If you’ve ever had the pleasure of a Dormy full English or the chef’s signature apple-infused soufflé in the garden room, you’ll know that the eggs we use are something else. Muddy Boots caught up with the man responsible and talked chickens with Billy Howard, who runs Billy’s Eggs at his farm just outside Stow-on-the-Wold…

How did you get started? Or rather, what came first, the chickens or the eggs?
I first started keeping chickens six years ago because my wife was making cakes for the local coffee shop. Eggs were the most expensive ingredients so we bought 20 hens. Then my neighbour, who did roadside egg sales, offered me his hens and their houses. So I took on his 90 or so hens to see if selling eggs from the farm would work. It did, and I now have 3,500 hens going straight to the consumer via pubs, restaurants and pre-pack sales.

What makes Billy’s Eggs special?

They are practically day-fresh to the consumer – at the end of delivery day the egg store is empty. At three-to-four days an egg is at its best: that’s why I deliver twice a week to keep them fresh for the customer.

Tell us about your chickens
My chickens are all hybrid laying hens; I have Lohmann Browns, Bovan Browns, and some Hy-Lines. I’ve found Lohmann Browns are a stronger, hardier hybrid and suit the farm better.

How long is the laying life of a chicken? And what happens to them afterwards?

I buy the chickens at 16-weeks old and they start laying at around 20 weeks; small eggs at first, then as the chicks start to mature the egg size increases through medium into large eggs. Once the chickens reach 30 weeks, I reduce their protein ration to control the egg size – forcing too many large eggs from the hens can cause problems for them in later life. Having sheds for sets of different ages is quite difficult to manage at times, but it enables me to provide a good quality egg all year round. When the birds reach around 80 weeks they have to be replaced because it’s not financially viable to keep them. I sell a good percentage of the birds to smallholders as they will continue to lay for a few more years, but the eggshell and albumen (egg white) quality is poorer at this age.  One of the other benefits of having a multi-age site is the double-yolked eggs that the birds lay as their bodies develop from around 21 to 31 weeks. Some customers have mentioned getting whole trays of double-yolkers at a time. [Dormy can testify to that!]

What are the benefits of raising your hens in woodland?

Keeping chickens in the woods makes loads of difference to the quality of the egg and the welfare of the bird. It is true what they say about happy chickens laying good eggs. The birds are jungle fowl and like tree cover to hide from predators in the air and on the ground. I have planted 200+ trees in the last 12 months around the existing sheds to make it even more exciting – it’s like a big playpen for them. Chickens are very stressful creatures. If you limit the stress, you maximize production: you keep them happy; they keep you happy.

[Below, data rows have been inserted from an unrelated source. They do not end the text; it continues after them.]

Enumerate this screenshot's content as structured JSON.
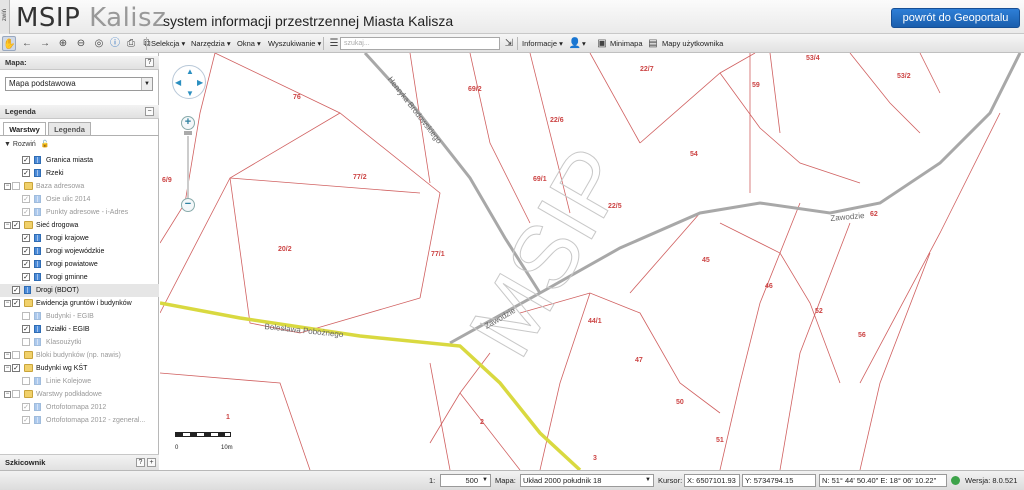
{
  "header": {
    "collapse_label": "zwiń",
    "logo_main": "MSIP",
    "logo_city": "Kalisz",
    "subtitle": "system informacji przestrzennej Miasta Kalisza",
    "portal_button": "powrót do Geoportalu"
  },
  "toolbar": {
    "icons": [
      "pan-hand",
      "back-arrow",
      "forward-arrow",
      "zoom-in",
      "zoom-out",
      "zoom-extent",
      "info",
      "print",
      "zoom-window"
    ],
    "menus": [
      "Selekcja",
      "Narzędzia",
      "Okna",
      "Wyszukiwanie"
    ],
    "search_placeholder": "szukaj...",
    "info_menu": "Informacje",
    "minimap": "Minimapa",
    "user_maps": "Mapy użytkownika"
  },
  "sidebar": {
    "map_title": "Mapa:",
    "map_selected": "Mapa podstawowa",
    "legend_title": "Legenda",
    "tabs": [
      "Warstwy",
      "Legenda"
    ],
    "expand_label": "Rozwiń",
    "layers": [
      {
        "label": "Granica miasta",
        "checked": true,
        "dim": false,
        "folder": false
      },
      {
        "label": "Rzeki",
        "checked": true,
        "dim": false,
        "folder": false
      },
      {
        "label": "Baza adresowa",
        "checked": false,
        "dim": true,
        "folder": true
      },
      {
        "label": "Osie ulic 2014",
        "checked": true,
        "dim": true,
        "folder": false
      },
      {
        "label": "Punkty adresowe - i-Adres",
        "checked": true,
        "dim": true,
        "folder": false
      },
      {
        "label": "Sieć drogowa",
        "checked": true,
        "dim": false,
        "folder": true
      },
      {
        "label": "Drogi krajowe",
        "checked": true,
        "dim": false,
        "folder": false
      },
      {
        "label": "Drogi wojewódzkie",
        "checked": true,
        "dim": false,
        "folder": false
      },
      {
        "label": "Drogi powiatowe",
        "checked": true,
        "dim": false,
        "folder": false
      },
      {
        "label": "Drogi gminne",
        "checked": true,
        "dim": false,
        "folder": false
      },
      {
        "label": "Drogi (BDOT)",
        "checked": true,
        "dim": false,
        "folder": false
      },
      {
        "label": "Ewidencja gruntów i budynków",
        "checked": true,
        "dim": false,
        "folder": true
      },
      {
        "label": "Budynki - EGIB",
        "checked": false,
        "dim": true,
        "folder": false
      },
      {
        "label": "Działki - EGIB",
        "checked": true,
        "dim": false,
        "folder": false
      },
      {
        "label": "Klasoużytki",
        "checked": false,
        "dim": true,
        "folder": false
      },
      {
        "label": "Bloki budynków (np. nawis)",
        "checked": false,
        "dim": true,
        "folder": true
      },
      {
        "label": "Budynki wg KŚT",
        "checked": true,
        "dim": false,
        "folder": true
      },
      {
        "label": "Linie Kolejowe",
        "checked": false,
        "dim": true,
        "folder": false
      },
      {
        "label": "Warstwy podkładowe",
        "checked": false,
        "dim": true,
        "folder": true
      },
      {
        "label": "Ortofotomapa 2012",
        "checked": true,
        "dim": true,
        "folder": false
      },
      {
        "label": "Ortofotomapa 2012 - zgeneral...",
        "checked": true,
        "dim": true,
        "folder": false
      }
    ],
    "sketch_title": "Szkicownik"
  },
  "map": {
    "watermark": "MSIP",
    "plots": [
      "76",
      "69/2",
      "22/7",
      "59",
      "53/4",
      "53/2",
      "22/6",
      "54",
      "77/2",
      "69/1",
      "6/9",
      "22/5",
      "62",
      "20/2",
      "77/1",
      "45",
      "46",
      "52",
      "44/1",
      "56",
      "47",
      "50",
      "1",
      "2",
      "51",
      "3"
    ],
    "streets": [
      "Henryka Brodowskiego",
      "Zawodzie",
      "Zawodzie",
      "Bolesława Pobożnego"
    ],
    "scale_start": "0",
    "scale_end": "10m"
  },
  "statusbar": {
    "scale_prefix": "1:",
    "scale_value": "500",
    "map_label": "Mapa:",
    "crs_value": "Układ 2000 południk 18",
    "cursor_label": "Kursor:",
    "coord_x": "X: 6507101.93",
    "coord_y": "Y: 5734794.15",
    "coord_geo": "N: 51° 44' 50.40\" E: 18° 06' 10.22\"",
    "version": "Wersja: 8.0.521"
  }
}
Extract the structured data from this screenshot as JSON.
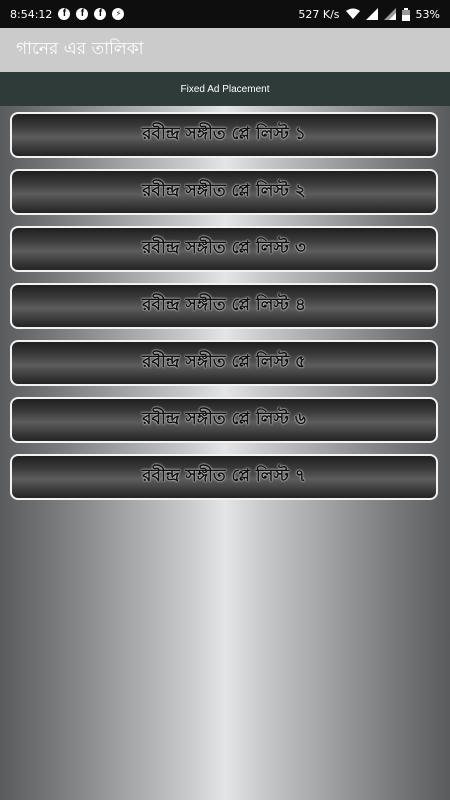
{
  "status": {
    "time": "8:54:12",
    "speed": "527 K/s",
    "battery": "53%"
  },
  "app": {
    "title": "গানের এর তালিকা"
  },
  "ad": {
    "label": "Fixed Ad Placement"
  },
  "playlists": [
    {
      "label": "রবীন্দ্র সঙ্গীত প্লে লিস্ট ১"
    },
    {
      "label": "রবীন্দ্র সঙ্গীত প্লে লিস্ট ২"
    },
    {
      "label": "রবীন্দ্র সঙ্গীত প্লে লিস্ট ৩"
    },
    {
      "label": "রবীন্দ্র সঙ্গীত প্লে লিস্ট ৪"
    },
    {
      "label": "রবীন্দ্র সঙ্গীত প্লে লিস্ট ৫"
    },
    {
      "label": "রবীন্দ্র সঙ্গীত প্লে লিস্ট ৬"
    },
    {
      "label": "রবীন্দ্র সঙ্গীত প্লে লিস্ট ৭"
    }
  ],
  "colors": {
    "status_bar": "#0e0e0e",
    "app_bar": "#cbcbcb",
    "ad_banner": "#2e3b39"
  }
}
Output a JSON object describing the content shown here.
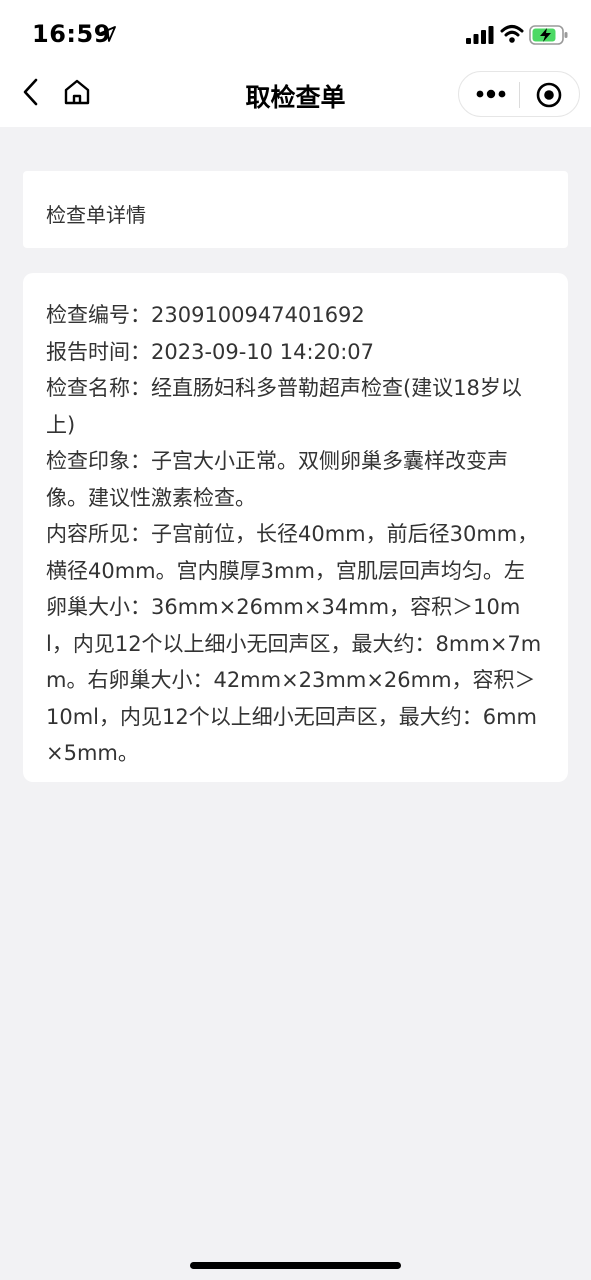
{
  "status_bar": {
    "time": "16:59",
    "icons": [
      "location-arrow-icon",
      "cellular-signal-icon",
      "wifi-icon",
      "battery-charging-icon"
    ]
  },
  "nav": {
    "title": "取检查单",
    "icons": [
      "back-icon",
      "home-icon",
      "more-icon",
      "close-miniprogram-icon"
    ]
  },
  "detail_header": {
    "label": "检查单详情"
  },
  "report": {
    "exam_number": "检查编号：2309100947401692",
    "report_time": "报告时间：2023-09-10 14:20:07",
    "exam_name": "检查名称：经直肠妇科多普勒超声检查(建议18岁以上)",
    "impression": "检查印象：子宫大小正常。双侧卵巢多囊样改变声像。建议性激素检查。",
    "findings": "内容所见：子宫前位，长径40mm，前后径30mm，横径40mm。宫内膜厚3mm，宫肌层回声均匀。左卵巢大小：36mm×26mm×34mm，容积＞10ml，内见12个以上细小无回声区，最大约：8mm×7mm。右卵巢大小：42mm×23mm×26mm，容积＞10ml，内见12个以上细小无回声区，最大约：6mm×5mm。"
  },
  "colors": {
    "background": "#f2f2f4",
    "card": "#ffffff",
    "text": "#333333",
    "battery_green": "#4cd964"
  }
}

Tell us about your average day…
I start work around 7.30am: collecting eggs, and checking all auto-feeders and drinkers are working correctly. The eggs are then brought down to the egg room where they are all graded, stamped and sorted into small medium and large – about 3,150 a day. This takes until around 2pm. Then there are pre-packs to box – around 500 a week. As I do all my own maintenance on the farm there are always things to do. I do the delivering too. At 9.30pm I have to shut the chickens in so Mr Fox doesn’t come calling for a chicken dinner. Once a year each shed is completely dismantled, cleaned out and disinfected to prevent any possible disease spreading into the new flock – I do that bit too.

Finally, what’s your favourite egg recipe?
You can’t beat a good six-egg omelette…

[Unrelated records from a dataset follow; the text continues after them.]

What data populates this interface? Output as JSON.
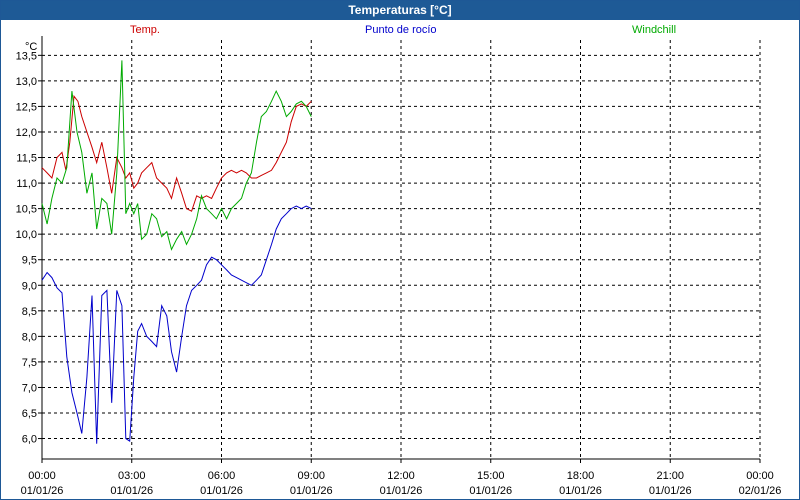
{
  "window": {
    "title": "Temperaturas [°C]"
  },
  "colors": {
    "titlebar": "#1e5a96"
  },
  "chart_data": {
    "type": "line",
    "title": "Temperaturas [°C]",
    "ylabel": "°C",
    "xlabel": "",
    "ylim": [
      5.6,
      13.8
    ],
    "xlim": [
      0,
      24
    ],
    "grid": true,
    "legend_placement": "top",
    "y_ticks": [
      "6,0",
      "6,5",
      "7,0",
      "7,5",
      "8,0",
      "8,5",
      "9,0",
      "9,5",
      "10,0",
      "10,5",
      "11,0",
      "11,5",
      "12,0",
      "12,5",
      "13,0",
      "13,5"
    ],
    "x_ticks": [
      {
        "time": "00:00",
        "date": "01/01/26"
      },
      {
        "time": "03:00",
        "date": "01/01/26"
      },
      {
        "time": "06:00",
        "date": "01/01/26"
      },
      {
        "time": "09:00",
        "date": "01/01/26"
      },
      {
        "time": "12:00",
        "date": "01/01/26"
      },
      {
        "time": "15:00",
        "date": "01/01/26"
      },
      {
        "time": "18:00",
        "date": "01/01/26"
      },
      {
        "time": "21:00",
        "date": "01/01/26"
      },
      {
        "time": "00:00",
        "date": "02/01/26"
      }
    ],
    "series": [
      {
        "name": "Temp.",
        "color": "#cc0000",
        "x": [
          0,
          0.17,
          0.33,
          0.5,
          0.67,
          0.8,
          0.93,
          1.07,
          1.2,
          1.33,
          1.5,
          1.67,
          1.83,
          2.0,
          2.17,
          2.33,
          2.5,
          2.67,
          2.8,
          2.93,
          3.07,
          3.2,
          3.33,
          3.5,
          3.67,
          3.83,
          4.0,
          4.17,
          4.33,
          4.5,
          4.67,
          4.83,
          5.0,
          5.17,
          5.33,
          5.5,
          5.67,
          5.83,
          6.0,
          6.17,
          6.33,
          6.5,
          6.67,
          6.83,
          7.0,
          7.17,
          7.33,
          7.5,
          7.67,
          7.83,
          8.0,
          8.17,
          8.33,
          8.5,
          8.67,
          8.83,
          9.0
        ],
        "y": [
          11.3,
          11.2,
          11.1,
          11.5,
          11.6,
          11.25,
          11.8,
          12.7,
          12.6,
          12.3,
          12.0,
          11.7,
          11.4,
          11.8,
          11.3,
          10.8,
          11.5,
          11.3,
          11.1,
          11.2,
          10.9,
          11.0,
          11.2,
          11.3,
          11.4,
          11.1,
          11.0,
          10.9,
          10.7,
          11.1,
          10.8,
          10.5,
          10.45,
          10.75,
          10.7,
          10.75,
          10.7,
          10.9,
          11.1,
          11.2,
          11.25,
          11.2,
          11.25,
          11.2,
          11.1,
          11.1,
          11.15,
          11.2,
          11.25,
          11.4,
          11.6,
          11.8,
          12.2,
          12.5,
          12.55,
          12.5,
          12.6
        ]
      },
      {
        "name": "Punto de rocío",
        "color": "#0000cc",
        "x": [
          0,
          0.17,
          0.33,
          0.5,
          0.67,
          0.83,
          1.0,
          1.17,
          1.33,
          1.5,
          1.67,
          1.83,
          2.0,
          2.17,
          2.33,
          2.5,
          2.67,
          2.8,
          2.93,
          3.07,
          3.2,
          3.33,
          3.5,
          3.67,
          3.83,
          4.0,
          4.17,
          4.33,
          4.5,
          4.67,
          4.83,
          5.0,
          5.17,
          5.33,
          5.5,
          5.67,
          5.83,
          6.0,
          6.17,
          6.33,
          6.5,
          6.67,
          6.83,
          7.0,
          7.17,
          7.33,
          7.5,
          7.67,
          7.83,
          8.0,
          8.17,
          8.33,
          8.5,
          8.67,
          8.83,
          9.0
        ],
        "y": [
          9.1,
          9.25,
          9.15,
          8.95,
          8.85,
          7.6,
          6.9,
          6.5,
          6.1,
          7.2,
          8.8,
          5.9,
          8.8,
          8.9,
          6.7,
          8.9,
          8.6,
          6.0,
          5.95,
          7.2,
          8.1,
          8.25,
          8.0,
          7.9,
          7.8,
          8.6,
          8.4,
          7.7,
          7.3,
          8.0,
          8.6,
          8.9,
          9.0,
          9.1,
          9.4,
          9.55,
          9.5,
          9.4,
          9.3,
          9.2,
          9.15,
          9.1,
          9.05,
          9.0,
          9.1,
          9.2,
          9.5,
          9.8,
          10.1,
          10.3,
          10.4,
          10.5,
          10.55,
          10.5,
          10.55,
          10.5
        ]
      },
      {
        "name": "Windchill",
        "color": "#00aa00",
        "x": [
          0,
          0.17,
          0.33,
          0.5,
          0.67,
          0.83,
          1.0,
          1.17,
          1.33,
          1.5,
          1.67,
          1.83,
          2.0,
          2.17,
          2.33,
          2.5,
          2.67,
          2.8,
          2.93,
          3.07,
          3.2,
          3.33,
          3.5,
          3.67,
          3.83,
          4.0,
          4.17,
          4.33,
          4.5,
          4.67,
          4.83,
          5.0,
          5.17,
          5.33,
          5.5,
          5.67,
          5.83,
          6.0,
          6.17,
          6.33,
          6.5,
          6.67,
          6.83,
          7.0,
          7.17,
          7.33,
          7.5,
          7.67,
          7.83,
          8.0,
          8.17,
          8.33,
          8.5,
          8.67,
          8.83,
          9.0
        ],
        "y": [
          10.6,
          10.2,
          10.7,
          11.1,
          11.0,
          11.3,
          12.8,
          12.0,
          11.6,
          10.8,
          11.2,
          10.1,
          10.7,
          10.6,
          10.0,
          11.2,
          13.4,
          10.4,
          10.6,
          10.4,
          10.6,
          9.9,
          10.0,
          10.4,
          10.3,
          9.95,
          10.05,
          9.7,
          9.9,
          10.05,
          9.8,
          10.0,
          10.3,
          10.75,
          10.5,
          10.4,
          10.3,
          10.5,
          10.3,
          10.5,
          10.6,
          10.7,
          11.0,
          11.2,
          11.8,
          12.3,
          12.4,
          12.6,
          12.8,
          12.6,
          12.3,
          12.4,
          12.55,
          12.6,
          12.5,
          12.3
        ]
      }
    ]
  }
}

Ryan Swift’s Anytime Omelette

We asked the Dormy House chef what his favourite recipe for Billy’s produce was. Quick as a flash, he replied:
“Whisk up six eggs, season with salt and pepper, crumble in a handful of goat’s cheese (leaving some big chunks), slices of two or three roasted red peppers, and a punnet’s worth of chopped field mushrooms. Fry in a pan full of melted butter and serve it to four very grateful people (yourself included).”